Over the years, many diets have come and gone and there is still plenty of debate over the current trends. Diets like paleo, low carb and ketogenic have been seen in a more positive light, but there is clearly no one solution that works for everyone.
Which Diet Works Then?
One thing Joe and Dr. Rhonda Patrick express in episode #1054 is the individuality of all people’s biomes. People are complex, and the inner workings of an individual’s biology is extremely vast and complicated. To think everyone in this world could do the same things and get the same results is silly.
However, there is one thing everyone could benefit from having less of- refined sugar. Refined sugar can raise insulin levels and cause stress and inflammation to the body. These are the body’s initial reaction to all disease processes.
What is The Difference Between Refined and Regular Sugar?
Refined sugars can generally be seen as unnaturally occurring sugars. If something has sugar put into it, the nature of the sugar will be refined. This is simply used to differentiate the sugars that naturally occur in foods such as fruits, which are fine and nutritious in moderation, as opposed to refined, or processed sugars, found in things like sodas, pastries and candies.

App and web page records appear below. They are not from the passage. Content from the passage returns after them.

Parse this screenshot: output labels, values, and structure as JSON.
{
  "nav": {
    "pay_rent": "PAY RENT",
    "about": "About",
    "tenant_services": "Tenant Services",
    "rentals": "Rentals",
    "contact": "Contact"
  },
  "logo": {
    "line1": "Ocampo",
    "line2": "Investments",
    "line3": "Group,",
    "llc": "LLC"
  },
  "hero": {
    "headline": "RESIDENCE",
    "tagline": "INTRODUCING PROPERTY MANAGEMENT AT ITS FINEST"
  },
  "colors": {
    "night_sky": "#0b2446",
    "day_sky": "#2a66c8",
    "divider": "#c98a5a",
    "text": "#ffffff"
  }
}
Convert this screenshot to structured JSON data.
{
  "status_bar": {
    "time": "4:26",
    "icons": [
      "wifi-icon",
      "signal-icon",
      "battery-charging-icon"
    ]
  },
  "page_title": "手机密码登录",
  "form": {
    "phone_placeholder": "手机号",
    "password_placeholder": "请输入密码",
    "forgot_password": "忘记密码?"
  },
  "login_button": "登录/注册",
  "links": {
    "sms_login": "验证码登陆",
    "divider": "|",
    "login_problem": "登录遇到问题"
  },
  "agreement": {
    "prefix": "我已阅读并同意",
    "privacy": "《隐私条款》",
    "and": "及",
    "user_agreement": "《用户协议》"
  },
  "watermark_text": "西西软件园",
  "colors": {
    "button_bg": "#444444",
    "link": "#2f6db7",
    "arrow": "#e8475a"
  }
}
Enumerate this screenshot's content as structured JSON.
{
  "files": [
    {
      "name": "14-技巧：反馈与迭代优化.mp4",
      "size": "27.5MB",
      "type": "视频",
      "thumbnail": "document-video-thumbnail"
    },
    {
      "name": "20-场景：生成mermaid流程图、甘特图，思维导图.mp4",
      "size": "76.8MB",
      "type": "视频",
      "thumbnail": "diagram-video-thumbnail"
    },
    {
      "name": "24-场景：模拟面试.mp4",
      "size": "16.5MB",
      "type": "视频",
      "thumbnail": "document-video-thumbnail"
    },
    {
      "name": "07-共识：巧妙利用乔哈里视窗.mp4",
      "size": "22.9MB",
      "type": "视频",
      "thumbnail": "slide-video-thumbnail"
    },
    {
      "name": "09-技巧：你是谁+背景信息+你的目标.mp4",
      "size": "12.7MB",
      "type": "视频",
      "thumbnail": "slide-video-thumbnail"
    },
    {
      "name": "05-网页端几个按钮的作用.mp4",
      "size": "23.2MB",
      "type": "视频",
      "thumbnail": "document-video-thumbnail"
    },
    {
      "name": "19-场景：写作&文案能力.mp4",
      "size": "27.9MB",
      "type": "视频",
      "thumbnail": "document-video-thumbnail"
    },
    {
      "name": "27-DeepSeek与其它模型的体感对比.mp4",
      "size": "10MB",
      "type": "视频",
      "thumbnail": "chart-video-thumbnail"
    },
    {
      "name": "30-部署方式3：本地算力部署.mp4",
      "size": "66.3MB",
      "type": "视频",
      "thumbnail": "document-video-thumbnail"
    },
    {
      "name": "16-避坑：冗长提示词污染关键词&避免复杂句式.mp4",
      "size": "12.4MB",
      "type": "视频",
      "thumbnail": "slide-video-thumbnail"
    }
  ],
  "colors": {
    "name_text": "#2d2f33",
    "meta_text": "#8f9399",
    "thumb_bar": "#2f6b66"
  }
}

What Happens to My Body When I Have Too Much Sugar?
Dr. Rhonda Patrick lays out a pretty disturbing scenario in a very scientific way. I’ll go ahead and try to translate this in a very basic way. The bacteria in your body eats the left over fiber you don’t digest. If there is no fiber, it will begin to eat your protective gut lining and any sugar it can find. This will require your bacteria to travel to the sugar, which is not where the bacteria is supposed to be. This sets off an immune response, causing unnecessary stress and inflammation.
How Much Sugar Should I Have Then?
You should have no more than thirty six grams of sugar a day. If you can afford to have less, then do that. But most people don’t realize how little sugar this really is. One cup of yogurt, for example, can contain up to ten grams of sugar. If you count sugar throughout the day, it can easily add up, even when you’re eating relatively well.